If you did not read the BBC News link about the Marrakech tanneries in the earlier post, please do so now.
If neither link works, let me know in a comment.
After a relaxing morning coffee, the best I have had so far on walkabout, I did some web searching on dangers, cautions, prices and the top sights in town.
I focused on the tanneries.
Searching the web, looking at Fodor’s, wiki, and other sources, I set out with my maps and GPS tracking apps all turned on so I could find the way back to the hotel.
The medina section, or old town, is surrounded by a big fortification wall, so if you stay inside the wall you know that you are within a mile of your hotel. Finding your hotel may be a different story.
I walked about 1/2 mile, making mental notes of key landmarks I passed. There were few foreigners and many motorcycles. Most shops were closed, as Friday in Muslim countries is like Sunday in the U.S.
A man walking a moped excused himself as he walked around me on my left. I kept walking. Once ahead of me he turned and asked if I was looking for the garden square. I nodded yes. He spoke understandable english and said he would walk me to the square. After walking 100 yards he said most places were closed but the tannery was open with leathergoods for sale. He said he was not a guide, but he ended up guiding me. He said money was not important, but it was, eventually. I knew the dance.
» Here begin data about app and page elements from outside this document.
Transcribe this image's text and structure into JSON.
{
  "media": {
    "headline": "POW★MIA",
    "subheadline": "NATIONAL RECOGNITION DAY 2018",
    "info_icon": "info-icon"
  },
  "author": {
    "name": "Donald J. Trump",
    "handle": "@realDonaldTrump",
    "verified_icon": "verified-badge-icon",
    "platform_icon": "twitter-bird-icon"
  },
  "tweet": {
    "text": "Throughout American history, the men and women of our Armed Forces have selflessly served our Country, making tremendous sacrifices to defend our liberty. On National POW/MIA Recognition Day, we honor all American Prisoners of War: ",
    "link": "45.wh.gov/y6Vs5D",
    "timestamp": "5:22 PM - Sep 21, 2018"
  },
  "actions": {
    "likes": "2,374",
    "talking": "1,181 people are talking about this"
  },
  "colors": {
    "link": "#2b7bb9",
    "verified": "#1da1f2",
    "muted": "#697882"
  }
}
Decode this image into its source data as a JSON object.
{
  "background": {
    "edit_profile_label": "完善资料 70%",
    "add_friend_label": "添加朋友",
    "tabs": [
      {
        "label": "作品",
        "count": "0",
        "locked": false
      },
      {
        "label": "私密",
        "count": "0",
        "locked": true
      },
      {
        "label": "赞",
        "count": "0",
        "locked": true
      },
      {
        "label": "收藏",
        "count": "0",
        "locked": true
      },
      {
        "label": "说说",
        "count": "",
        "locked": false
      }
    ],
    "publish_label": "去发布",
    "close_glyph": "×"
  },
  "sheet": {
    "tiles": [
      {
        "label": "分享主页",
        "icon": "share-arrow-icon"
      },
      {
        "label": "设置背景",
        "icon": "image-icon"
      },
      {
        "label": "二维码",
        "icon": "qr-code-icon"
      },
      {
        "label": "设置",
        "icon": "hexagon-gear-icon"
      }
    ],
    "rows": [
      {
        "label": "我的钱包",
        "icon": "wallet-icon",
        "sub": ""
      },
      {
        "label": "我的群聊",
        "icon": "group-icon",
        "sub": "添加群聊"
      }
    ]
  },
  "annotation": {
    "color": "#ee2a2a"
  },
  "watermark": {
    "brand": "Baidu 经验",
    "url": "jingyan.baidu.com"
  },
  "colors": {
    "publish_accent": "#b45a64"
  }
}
I crawled on the back of the moped and he fired up the engine. It was my first ride on the back of a motor bike since racing all over the back streets of Kathmandu, 16 months ago. Winding through the narrow alleys, around blind 90 degree turns without honking and potholes where I could feel the rear tire needed 30 pounds more air, past donkey carts full of veggies – we made our way. I knew not where.
We exited the wall surrounding the medina, picked up speed and I became a little worried. Where the hell are we going? I felt like an animal that jumped the fence and was in the open range for the first time.
Luckily, we soon reentered the city wall and came to a stop near a man outside a narrow doorway. He was holding a handful of green herb. I got off the bike and the man crushed the herb in his hand and then handed me the herb. He instructed me to smell it. It was mint.
I was at the entrance to the tannery.
I quickly figured out why he gave me the handful of mint. We walked around several corners, down an alley and I was standing in the midday sun amid the hundreds of concrete vats full of pidgeon fececes used for tanning, vats with different colors of dyes and the putrid, foul smelling animal skins – horse, sheep, goat, camel.
Men waded in the vats wearing only rubber boots. They handled the skins, scraped off hair, stacked and sorted the hides, some without rubber gloves, aprons or other protective gear. Several young boys chased each other as they played a game amid the vats of hides. I continued to hold the crushed mint in my hand, but breathed only through my mouth.
Feeling adventerous, I let a small amount of air through my nose as I took a photo. I immediately asked “Do tourists get sick often?” The man nodded.
We went to a store next door where after mint tea, lots of haggling, leaving then reentering, I bought three real nice camel skin leather bags and a really nice hand made rug.
He then took me to a store unlike any I have ever seen in person, in photos or on TV. It was f’ing amazing. Photos do not do it justice and it was more eye popping than the Egyptian Musuem in Cairo. It was jam packed with the most amazing handicrafts I have ever seen in my life. I wished I was high.
After half an hour of browsing, and hagling, I bought an old Saharan leather bag that will be a great piece of wall art. I could go on an on, but will let my pics tell the rest of the story, as Paul Harvey used to say.
Upon returning to my room, I stripped and washed my shirt, pants and shoes. I then thoroughly showered.
But the tannery smell remains……indelibly imprinted in my brain.